  • Reply Kimberly |

    The next time you’re craving a soda (or pop, since you’re from the Midwest), drink a glass of water. You’re probably just thirsty, and your body is used to getting your hydration from sweet drinks, so that’s what it craves.

    Maybe the coffee just smells good. I’ve known people who are not coffee drinkers but wish they were because they think that aisle of the grocery store smells so good.

  • Reply Margot |

    Glad to hear that some store employees really want to help people!!

    Regarding caffeine, why don’t you try drinking tea if you decide you really need/want it? Green tea even has health benefits, and there’s black tea and other types with caffeine. It’s MUCH healthier than soda, and it’s also a fraction of the price. My tea bags work out to as little as 5 cents each.

    Regarding health and finances…I wonder if a good new year’s goal for your son might be switching him to healthy breakfasts. Cereals like Lucky Charms are a health disaster for kids. Instead, you can make oatmeal incredibly cheaply and it’s healthy. Buy a tub of oats or buy them in bulk. Mix some oats with water and microwave for a minute or two. It’s almost as fast as pouring a bowl of cereal. If your son still wants something sweet, you can mix in a little brown sugar, raisins and cinnamon. Your son’s long term health will benefit so much by starting the day with actual nutrients!

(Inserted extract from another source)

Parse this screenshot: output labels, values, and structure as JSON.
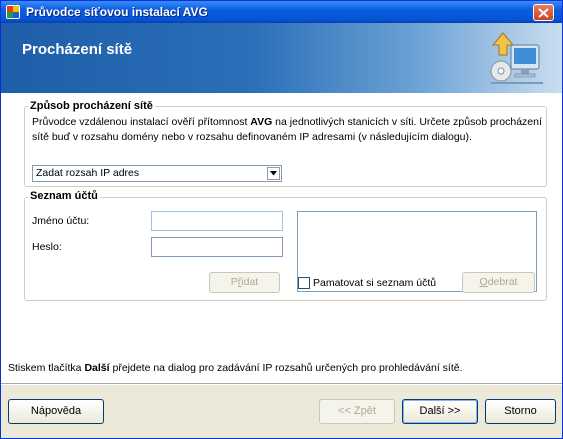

  • Reply Tricia |

    Margot – the health factor is a biggie for this New Year – for all of our sakes. For our son, we are working to cut the sugar. Some substitutions have went well. He’s pretty picky about his cereal, though. But mom got a deal on some healthy cereal and I like it – I think he will like it too.

    I’ll have to do some experimenting with preparing oatmeal. That’s a great idea!

    About the tea, I replied about that yesterday in a comment. I still have green tea in my house that I haven’t touched.

    I’m very glad to report that I feel soooo much better today! Yesterday was the lowest and finally my head is clearer and I’m getting a little happier. I was not too chipper for a while there LOL.

  • Reply Emmi |

    You have the same withdrawal schedule as me. Day three is always the worst, four is sorta okay, and five is totally back to normal, if not better, because you’re off the coffee roller coaster.

  • Reply Samdy |

    You might want to make your family’s breakfast with milk added to the oatmeal instead of water. Just microwave the mixture then stir in just a little bit more milk after it is cooked. It tastes much better and helps toward meeting the daily calcium needs that are so important for strong bones in children AND adults.

    Nuts, applesauce, cinnamon, apple bits, and other fruit all make the oatmeal more enticing. And remember, blueberries added before microwaving are an especially good and healthy choice.

  • Reply djc |

    A great thing to have if you can stretch to one is a small stainless steel pressure cooker. I have the Presto 6qt one and I made ham stock from a ham bone over the Christmas break that is currently in the freezer. It makes home made stock in less than 15 minutes, and I always buy dried beans, pressure cook them, then pack them in serving sizes for the freezer for convenience. It will tenderize cheap cuts of meat, and make great soups and stews. Once you start eating homemade soup, you’ll probably find that you can’t stand the commercial fillers and seasonings in the canned stuff anymore. Home made is so much cheaper and better tasting.
    If I buy rotisserie chicken, I use the bones and scraps to turn into chicken stock for the freezer – just strain and cool and store in freezer zip lock bags.

  • Reply Ian |

    It’s nice to hear about someone wanting to be helpful. You don’t always get too much of that these days.

    Good luck with the caffeine, soda was really hard for me to give up.

  • Reply The Shopping Sherpa |

    How to make soup (a vague guide to show how easy it is!)

    1. Fry onions and garlic in oil or butter.
    2. Add stock.
    3. Add veges/ beans/ pasta.
    4. Boil til cooked.
    5. If you want to get fancy, blend it before you serve it.

    (Actual times and ingredients depend on what sort of soup you’re making)

    My fave recipe is a quick and easy alphabet soup which takes 15 minutes from start to finish and uses only butter, stock, small pasta, potato, carrot, celery, onion and a tomato.

So, what do you think ?